** Material supplied **
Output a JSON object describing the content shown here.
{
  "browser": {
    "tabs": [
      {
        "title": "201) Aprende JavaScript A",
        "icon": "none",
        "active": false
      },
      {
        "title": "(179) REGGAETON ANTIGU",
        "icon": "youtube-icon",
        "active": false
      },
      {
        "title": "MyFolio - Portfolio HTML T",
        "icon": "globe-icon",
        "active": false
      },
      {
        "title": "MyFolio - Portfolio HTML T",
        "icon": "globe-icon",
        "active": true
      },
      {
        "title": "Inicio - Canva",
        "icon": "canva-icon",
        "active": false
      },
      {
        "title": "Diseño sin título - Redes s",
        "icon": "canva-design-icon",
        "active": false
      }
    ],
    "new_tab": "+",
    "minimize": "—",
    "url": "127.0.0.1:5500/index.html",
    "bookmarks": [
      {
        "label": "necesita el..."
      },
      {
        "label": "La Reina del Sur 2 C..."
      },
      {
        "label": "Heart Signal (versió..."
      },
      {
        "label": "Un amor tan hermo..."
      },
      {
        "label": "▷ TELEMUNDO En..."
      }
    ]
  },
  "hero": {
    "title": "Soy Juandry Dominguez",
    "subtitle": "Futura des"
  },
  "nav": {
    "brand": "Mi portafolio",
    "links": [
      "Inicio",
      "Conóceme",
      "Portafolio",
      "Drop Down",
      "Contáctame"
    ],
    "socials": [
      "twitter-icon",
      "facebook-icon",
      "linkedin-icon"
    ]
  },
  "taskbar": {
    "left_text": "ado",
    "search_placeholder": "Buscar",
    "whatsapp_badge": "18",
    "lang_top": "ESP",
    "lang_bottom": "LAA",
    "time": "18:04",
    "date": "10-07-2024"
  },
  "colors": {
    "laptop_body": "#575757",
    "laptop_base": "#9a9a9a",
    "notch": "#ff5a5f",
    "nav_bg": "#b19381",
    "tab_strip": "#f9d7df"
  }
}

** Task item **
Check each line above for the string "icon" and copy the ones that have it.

** Response below **
        "icon": "none",
        "icon": "youtube-icon",
        "icon": "globe-icon",
        "icon": "globe-icon",
        "icon": "canva-icon",
        "icon": "canva-design-icon",
      "twitter-icon",
      "facebook-icon",
      "linkedin-icon"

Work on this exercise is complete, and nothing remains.